Ireland has an over 7000 km long indented and amazingly variable coastline. Most of the shore is natural and tides can move high up into estuaries. Rocks and soft boulder sea banks erode, dune faces and sand banks shift. Changing water depth, exposure, temperatures and salinity provide unique habitat mosaics even within a given bay. Inshore waters not only support a rich diversity of life, but also an enormous biomass.
Earliest archaeological remains show how man dipped into the riches of the sea. Shell middens and ancient fish traps highlight the importance for food. Old harbours are reminders of transport and fishing. Place names like ‘Oyster Point’ tell of important species which may now be regionally extinct.
Today almost everyone in Ireland either lives in the coastal zone or visits it at least once a year. What attracts people? A visitor might highlight the beauty and natural features or seashell diversity. Many jobs depend directly or indirectly on our coast, its clean bathing waters and seafood.
Wise use of common resources is challenging as the failure to conserve our fish stocks has shown. Most problems have arisen due to unwise and unsustainable use of land and sea. Our coastal land use has shifted from extensive with many small coastal wetlands to more housing, hard infrastructure, intensive agriculture and golf. Wetlands which formed natural buffers to soil loss and pollution entering the sea have been drained or infilled. While today most major towns have sewage treatment plants, there are more small diffuse sources of potential pollution, which combined with less wetland and scrub buffer, result in high nutrient enrichment and pollution risk. Coastal water uses which depend on water quality like shellfish harvesting are suffering. Climate change is likely to exacerbate our coastal vulnerability and heighten the need for better pollution control, more careful planning and wetland restoration.
Our excellent wind, wave and tidal resources and fast developing renewable technology will bring unprecedented potential and threat to our coastal zone.
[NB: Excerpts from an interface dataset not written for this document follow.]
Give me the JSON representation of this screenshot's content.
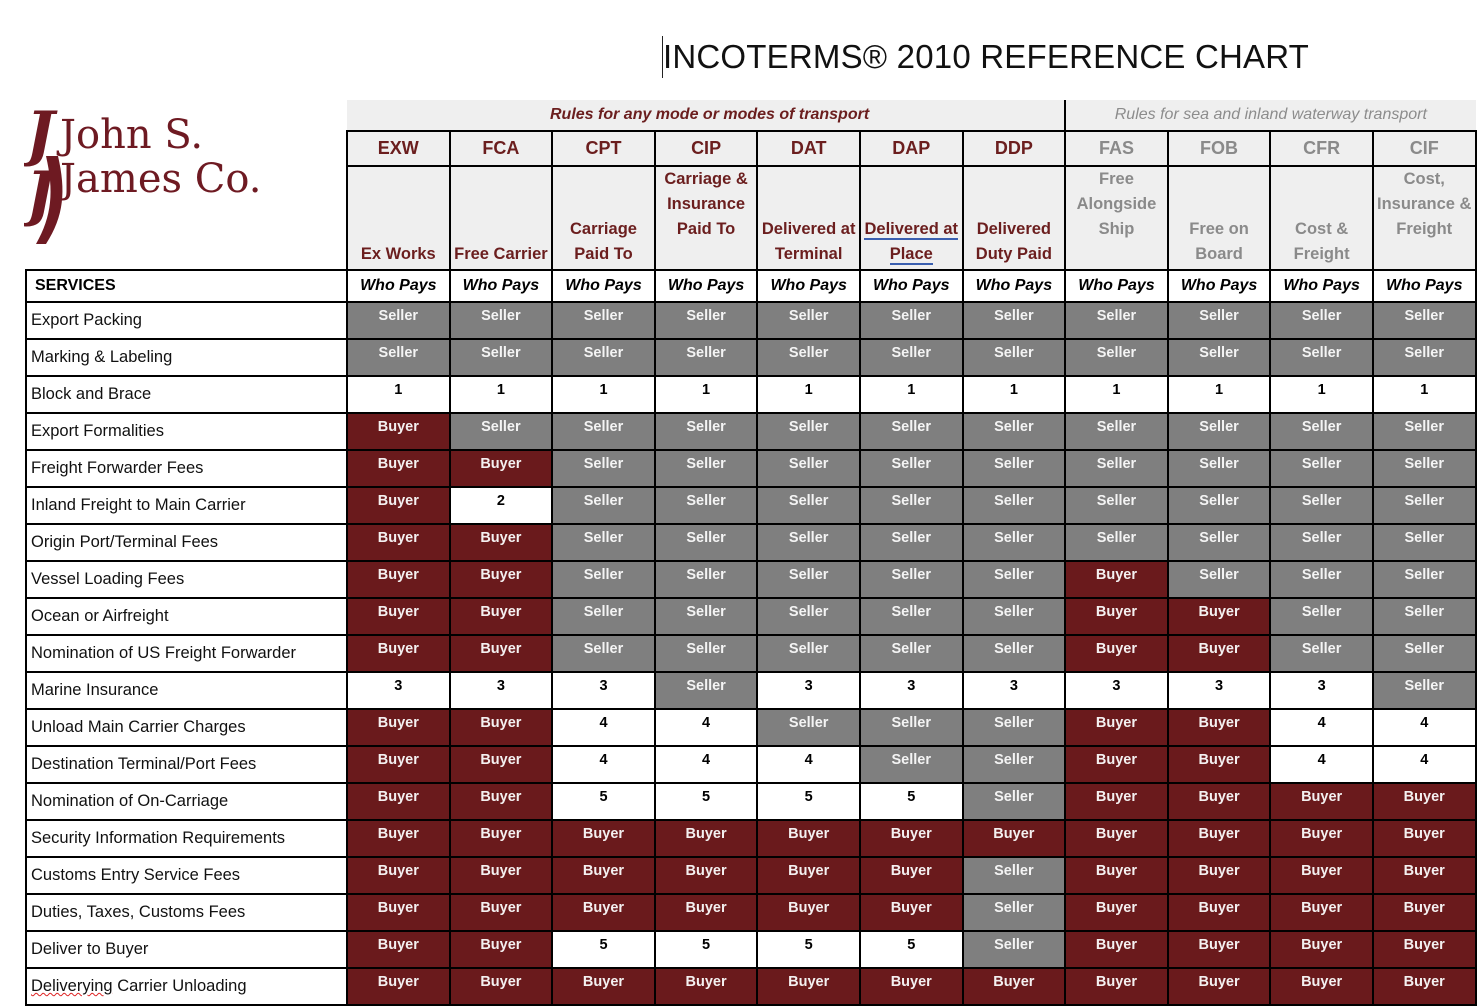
{
  "title": "INCOTERMS® 2010 REFERENCE CHART",
  "logo": {
    "line1": "John S.",
    "line2": "James Co."
  },
  "colors": {
    "buyer": "#6a1a1c",
    "seller": "#7f7f7f",
    "any_mode_text": "#6b1e1e",
    "sea_mode_text": "#8a8a8a",
    "header_bg": "#efefef"
  },
  "rule_groups": {
    "any_mode": "Rules for any mode or modes of transport",
    "sea_mode": "Rules for sea and inland waterway transport"
  },
  "terms": [
    {
      "code": "EXW",
      "name": "Ex Works",
      "group": "any"
    },
    {
      "code": "FCA",
      "name": "Free Carrier",
      "group": "any"
    },
    {
      "code": "CPT",
      "name": "Carriage Paid To",
      "group": "any"
    },
    {
      "code": "CIP",
      "name": "Carriage & Insurance Paid To",
      "group": "any"
    },
    {
      "code": "DAT",
      "name": "Delivered at Terminal",
      "group": "any"
    },
    {
      "code": "DAP",
      "name": "Delivered at Place",
      "group": "any"
    },
    {
      "code": "DDP",
      "name": "Delivered Duty Paid",
      "group": "any"
    },
    {
      "code": "FAS",
      "name": "Free Alongside Ship",
      "group": "sea"
    },
    {
      "code": "FOB",
      "name": "Free on Board",
      "group": "sea"
    },
    {
      "code": "CFR",
      "name": "Cost & Freight",
      "group": "sea"
    },
    {
      "code": "CIF",
      "name": "Cost, Insurance & Freight",
      "group": "sea"
    }
  ],
  "services_header": "SERVICES",
  "who_pays_label": "Who Pays",
  "rows": [
    {
      "service": "Export Packing",
      "values": [
        "Seller",
        "Seller",
        "Seller",
        "Seller",
        "Seller",
        "Seller",
        "Seller",
        "Seller",
        "Seller",
        "Seller",
        "Seller"
      ]
    },
    {
      "service": "Marking & Labeling",
      "values": [
        "Seller",
        "Seller",
        "Seller",
        "Seller",
        "Seller",
        "Seller",
        "Seller",
        "Seller",
        "Seller",
        "Seller",
        "Seller"
      ]
    },
    {
      "service": "Block and Brace",
      "values": [
        "1",
        "1",
        "1",
        "1",
        "1",
        "1",
        "1",
        "1",
        "1",
        "1",
        "1"
      ]
    },
    {
      "service": "Export Formalities",
      "values": [
        "Buyer",
        "Seller",
        "Seller",
        "Seller",
        "Seller",
        "Seller",
        "Seller",
        "Seller",
        "Seller",
        "Seller",
        "Seller"
      ]
    },
    {
      "service": "Freight Forwarder Fees",
      "values": [
        "Buyer",
        "Buyer",
        "Seller",
        "Seller",
        "Seller",
        "Seller",
        "Seller",
        "Seller",
        "Seller",
        "Seller",
        "Seller"
      ]
    },
    {
      "service": "Inland Freight to Main Carrier",
      "values": [
        "Buyer",
        "2",
        "Seller",
        "Seller",
        "Seller",
        "Seller",
        "Seller",
        "Seller",
        "Seller",
        "Seller",
        "Seller"
      ]
    },
    {
      "service": "Origin Port/Terminal Fees",
      "values": [
        "Buyer",
        "Buyer",
        "Seller",
        "Seller",
        "Seller",
        "Seller",
        "Seller",
        "Seller",
        "Seller",
        "Seller",
        "Seller"
      ]
    },
    {
      "service": "Vessel Loading Fees",
      "values": [
        "Buyer",
        "Buyer",
        "Seller",
        "Seller",
        "Seller",
        "Seller",
        "Seller",
        "Buyer",
        "Seller",
        "Seller",
        "Seller"
      ]
    },
    {
      "service": "Ocean or Airfreight",
      "values": [
        "Buyer",
        "Buyer",
        "Seller",
        "Seller",
        "Seller",
        "Seller",
        "Seller",
        "Buyer",
        "Buyer",
        "Seller",
        "Seller"
      ]
    },
    {
      "service": "Nomination of US Freight Forwarder",
      "values": [
        "Buyer",
        "Buyer",
        "Seller",
        "Seller",
        "Seller",
        "Seller",
        "Seller",
        "Buyer",
        "Buyer",
        "Seller",
        "Seller"
      ]
    },
    {
      "service": "Marine Insurance",
      "values": [
        "3",
        "3",
        "3",
        "Seller",
        "3",
        "3",
        "3",
        "3",
        "3",
        "3",
        "Seller"
      ]
    },
    {
      "service": "Unload Main Carrier Charges",
      "values": [
        "Buyer",
        "Buyer",
        "4",
        "4",
        "Seller",
        "Seller",
        "Seller",
        "Buyer",
        "Buyer",
        "4",
        "4"
      ]
    },
    {
      "service": "Destination Terminal/Port Fees",
      "values": [
        "Buyer",
        "Buyer",
        "4",
        "4",
        "4",
        "Seller",
        "Seller",
        "Buyer",
        "Buyer",
        "4",
        "4"
      ]
    },
    {
      "service": "Nomination of On-Carriage",
      "values": [
        "Buyer",
        "Buyer",
        "5",
        "5",
        "5",
        "5",
        "Seller",
        "Buyer",
        "Buyer",
        "Buyer",
        "Buyer"
      ]
    },
    {
      "service": "Security Information Requirements",
      "values": [
        "Buyer",
        "Buyer",
        "Buyer",
        "Buyer",
        "Buyer",
        "Buyer",
        "Buyer",
        "Buyer",
        "Buyer",
        "Buyer",
        "Buyer"
      ]
    },
    {
      "service": "Customs Entry Service Fees",
      "values": [
        "Buyer",
        "Buyer",
        "Buyer",
        "Buyer",
        "Buyer",
        "Buyer",
        "Seller",
        "Buyer",
        "Buyer",
        "Buyer",
        "Buyer"
      ]
    },
    {
      "service": "Duties, Taxes, Customs Fees",
      "values": [
        "Buyer",
        "Buyer",
        "Buyer",
        "Buyer",
        "Buyer",
        "Buyer",
        "Seller",
        "Buyer",
        "Buyer",
        "Buyer",
        "Buyer"
      ]
    },
    {
      "service": "Deliver to Buyer",
      "values": [
        "Buyer",
        "Buyer",
        "5",
        "5",
        "5",
        "5",
        "Seller",
        "Buyer",
        "Buyer",
        "Buyer",
        "Buyer"
      ]
    },
    {
      "service": "Deliverying Carrier Unloading",
      "values": [
        "Buyer",
        "Buyer",
        "Buyer",
        "Buyer",
        "Buyer",
        "Buyer",
        "Buyer",
        "Buyer",
        "Buyer",
        "Buyer",
        "Buyer"
      ]
    }
  ]
}
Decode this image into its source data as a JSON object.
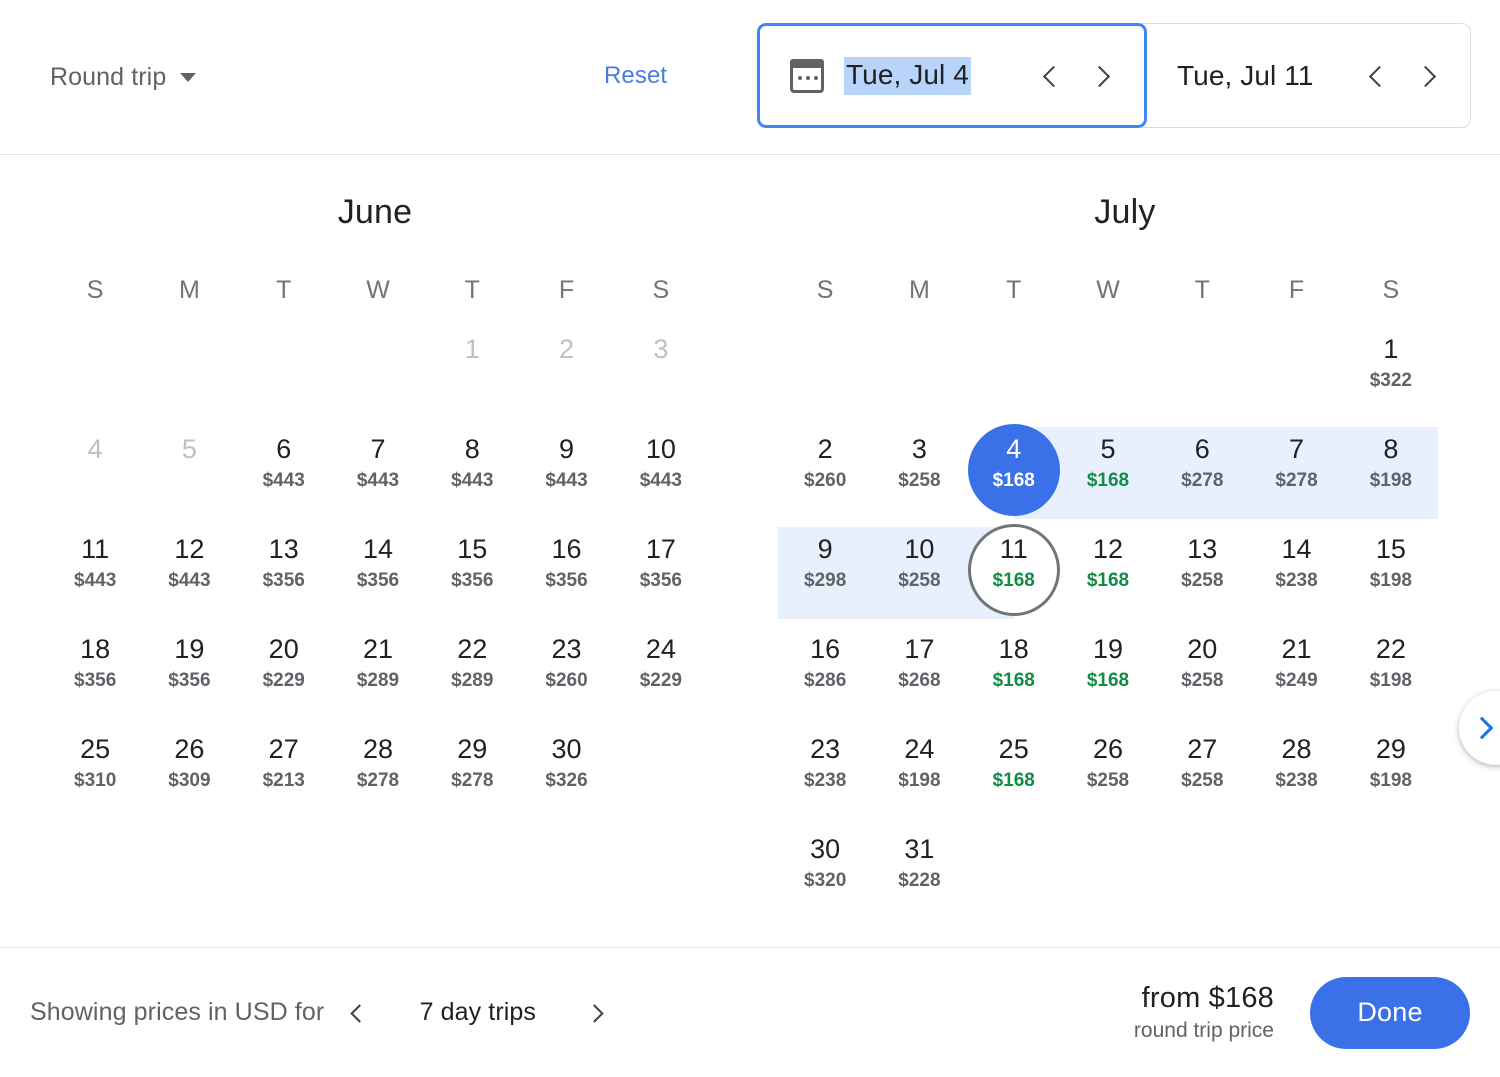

Looking into the future, more informed public participation, full implementation and enforcement of law - including the Water Framework Directive and EU Marine Strategy Directive - as well as reform of common fisheries policy should bring wiser and more transparent use of our coast and estuaries and with it, recovery of damaged areas.